(Extracted data entries)
┏━━

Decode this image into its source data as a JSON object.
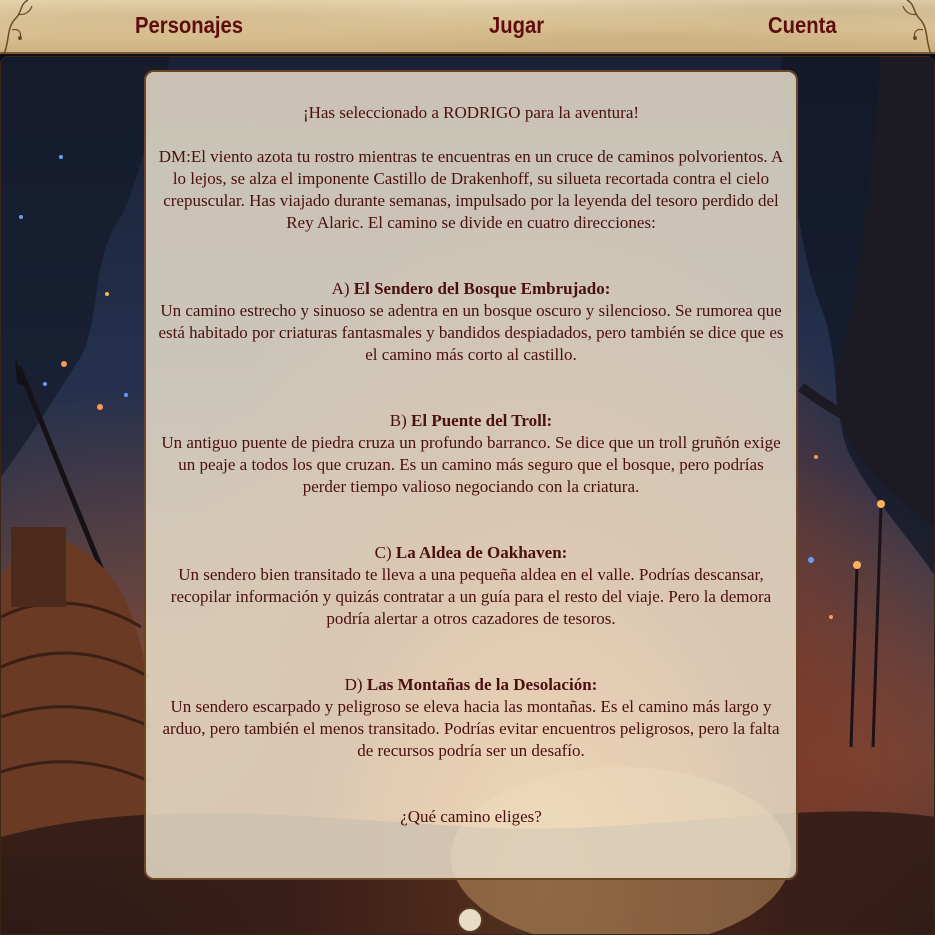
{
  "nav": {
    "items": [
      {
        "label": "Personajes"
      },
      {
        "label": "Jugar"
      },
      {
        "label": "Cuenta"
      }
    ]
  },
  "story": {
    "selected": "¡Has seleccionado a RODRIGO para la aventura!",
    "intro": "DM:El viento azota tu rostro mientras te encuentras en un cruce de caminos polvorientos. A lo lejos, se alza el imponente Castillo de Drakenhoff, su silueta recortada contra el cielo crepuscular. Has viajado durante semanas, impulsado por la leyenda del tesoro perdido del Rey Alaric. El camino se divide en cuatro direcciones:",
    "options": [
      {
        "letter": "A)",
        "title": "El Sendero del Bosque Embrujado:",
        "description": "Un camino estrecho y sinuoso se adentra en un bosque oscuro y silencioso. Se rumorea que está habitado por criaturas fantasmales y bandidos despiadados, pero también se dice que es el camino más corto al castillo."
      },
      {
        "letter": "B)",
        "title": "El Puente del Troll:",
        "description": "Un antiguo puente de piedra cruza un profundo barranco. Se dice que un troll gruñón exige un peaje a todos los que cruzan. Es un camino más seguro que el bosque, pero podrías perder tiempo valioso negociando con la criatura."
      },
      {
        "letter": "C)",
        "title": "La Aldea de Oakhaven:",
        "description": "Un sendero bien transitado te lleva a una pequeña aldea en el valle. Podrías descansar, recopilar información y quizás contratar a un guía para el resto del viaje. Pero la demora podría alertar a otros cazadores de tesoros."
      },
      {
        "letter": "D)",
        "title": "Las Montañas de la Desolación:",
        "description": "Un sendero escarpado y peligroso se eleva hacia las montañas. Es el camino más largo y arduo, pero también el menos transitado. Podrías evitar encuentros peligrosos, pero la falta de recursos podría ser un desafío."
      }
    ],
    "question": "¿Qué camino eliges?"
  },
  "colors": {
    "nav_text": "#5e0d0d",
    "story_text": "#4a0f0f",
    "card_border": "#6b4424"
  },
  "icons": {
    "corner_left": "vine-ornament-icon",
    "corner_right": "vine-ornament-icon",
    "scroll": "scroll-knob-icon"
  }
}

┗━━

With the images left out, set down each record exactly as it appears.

Decode this image into its source data as a JSON object.
{
  "nav": {
    "items": [
      {
        "label": "Personajes"
      },
      {
        "label": "Jugar"
      },
      {
        "label": "Cuenta"
      }
    ]
  },
  "story": {
    "selected": "¡Has seleccionado a RODRIGO para la aventura!",
    "intro": "DM:El viento azota tu rostro mientras te encuentras en un cruce de caminos polvorientos. A lo lejos, se alza el imponente Castillo de Drakenhoff, su silueta recortada contra el cielo crepuscular. Has viajado durante semanas, impulsado por la leyenda del tesoro perdido del Rey Alaric. El camino se divide en cuatro direcciones:",
    "options": [
      {
        "letter": "A)",
        "title": "El Sendero del Bosque Embrujado:",
        "description": "Un camino estrecho y sinuoso se adentra en un bosque oscuro y silencioso. Se rumorea que está habitado por criaturas fantasmales y bandidos despiadados, pero también se dice que es el camino más corto al castillo."
      },
      {
        "letter": "B)",
        "title": "El Puente del Troll:",
        "description": "Un antiguo puente de piedra cruza un profundo barranco. Se dice que un troll gruñón exige un peaje a todos los que cruzan. Es un camino más seguro que el bosque, pero podrías perder tiempo valioso negociando con la criatura."
      },
      {
        "letter": "C)",
        "title": "La Aldea de Oakhaven:",
        "description": "Un sendero bien transitado te lleva a una pequeña aldea en el valle. Podrías descansar, recopilar información y quizás contratar a un guía para el resto del viaje. Pero la demora podría alertar a otros cazadores de tesoros."
      },
      {
        "letter": "D)",
        "title": "Las Montañas de la Desolación:",
        "description": "Un sendero escarpado y peligroso se eleva hacia las montañas. Es el camino más largo y arduo, pero también el menos transitado. Podrías evitar encuentros peligrosos, pero la falta de recursos podría ser un desafío."
      }
    ],
    "question": "¿Qué camino eliges?"
  },
  "colors": {
    "nav_text": "#5e0d0d",
    "story_text": "#4a0f0f",
    "card_border": "#6b4424"
  },
  "icons": {
    "corner_left": "vine-ornament-icon",
    "corner_right": "vine-ornament-icon",
    "scroll": "scroll-knob-icon"
  }
}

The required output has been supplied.